There are no specific medications for Dengue or DHF. Those who believe they are infected should use pain relievers with acetaminophen and avoid aspirin. They should rest, stay hydrated, and consult a physician if possible. If vomiting begins after the fever declines, Dengue has likely progressed to DHF. Immediate hospitalization and fluid replacement therapy can prevent serious repercussions and death.

2. Yellow fever

Most yellow fever infections are mild, but severe cases are characterized by high fever, chills, headache, muscle aches, vomiting, and backache. These can be followed by shock, kidney failure, or liver failure. The jaundice associated with liver failure gives yellow fever its name.

Yellow fever is wholly preventable by vaccine. For those who have already contracted the illness, treatment is based on symptoms: rest, fluids, and pain and fever medications (excluding aspirin).

* Conclusions *

In the tropics, the Asian tiger mosquito is less of a threat than the related Aedes aegypti. Its true danger lies in temperate zones, where it is thriving and out-competing native mosquito species. It bites aggressively and during the day, when most people are outside and active.
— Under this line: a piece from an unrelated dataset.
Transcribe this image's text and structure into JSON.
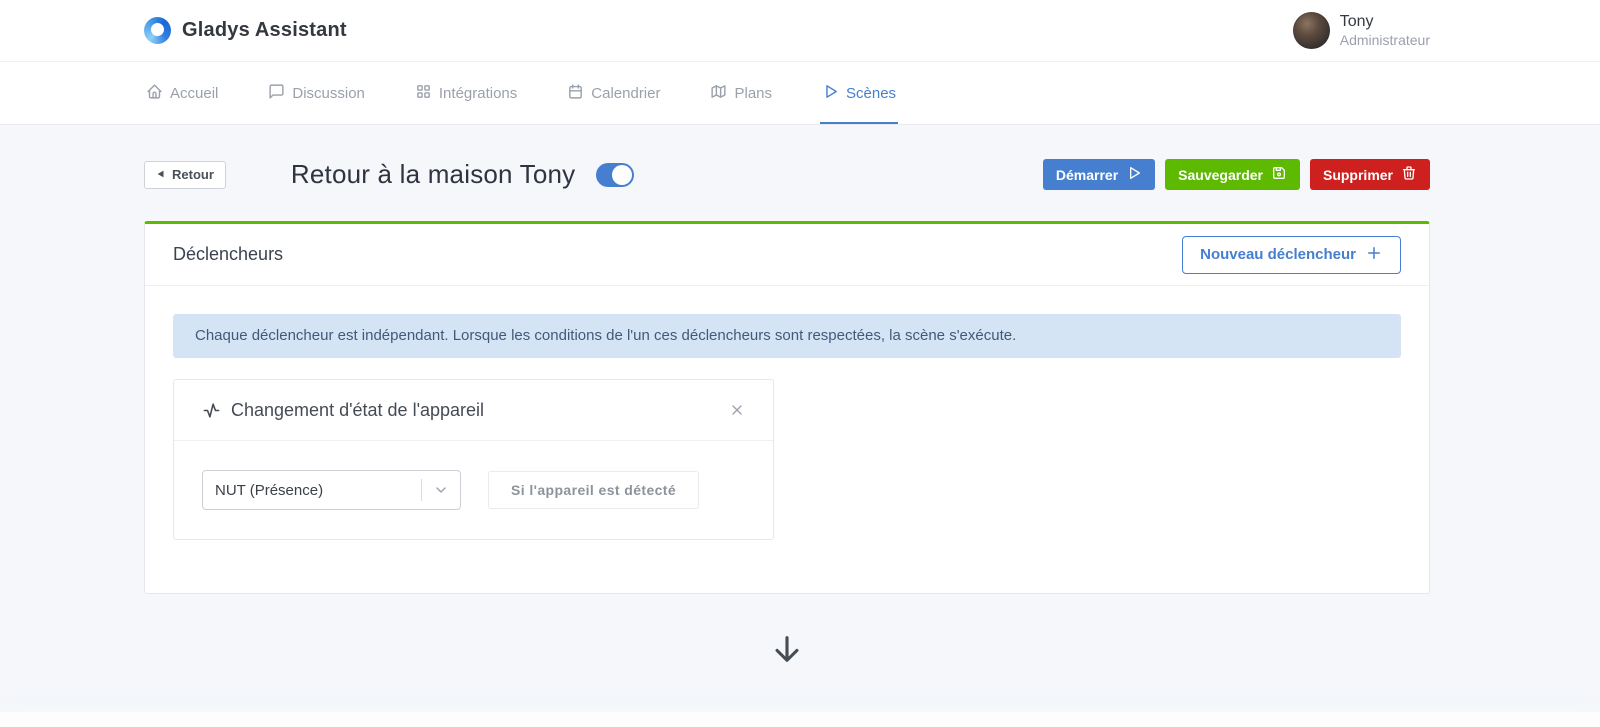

Encephalitis and meningitis are the most severe conditions associated with arboviruses vectored by the Asian tiger mosquito. Anyone whose flu-like symptoms progress to confusion or loss of consciousness must be immediately hospitalized so the swelling can be treated before it causes permanent damage or death.

Arboviruses are most common in late summer and early fall, when mosquitoes carry the highest amounts of virus, and before cold weather causes most mosquitoes to die off. To limit your exposure, use insect repellent containing DEET, eliminate standing water where mosquitoes lay eggs, and wear long sleeved, loose-fitting clothes.


Centers for Disease Control and Prevention (http://www.cdc.gov/)

Cleveland Clinic (http://my.clevelandclinic.org/)

Invasive.org (http://www.invasive.org/browse/subthumb.cfm?sub=7898)

National Center for Biotechnology Information (http://www.ncbi.nlm.nih.gov/)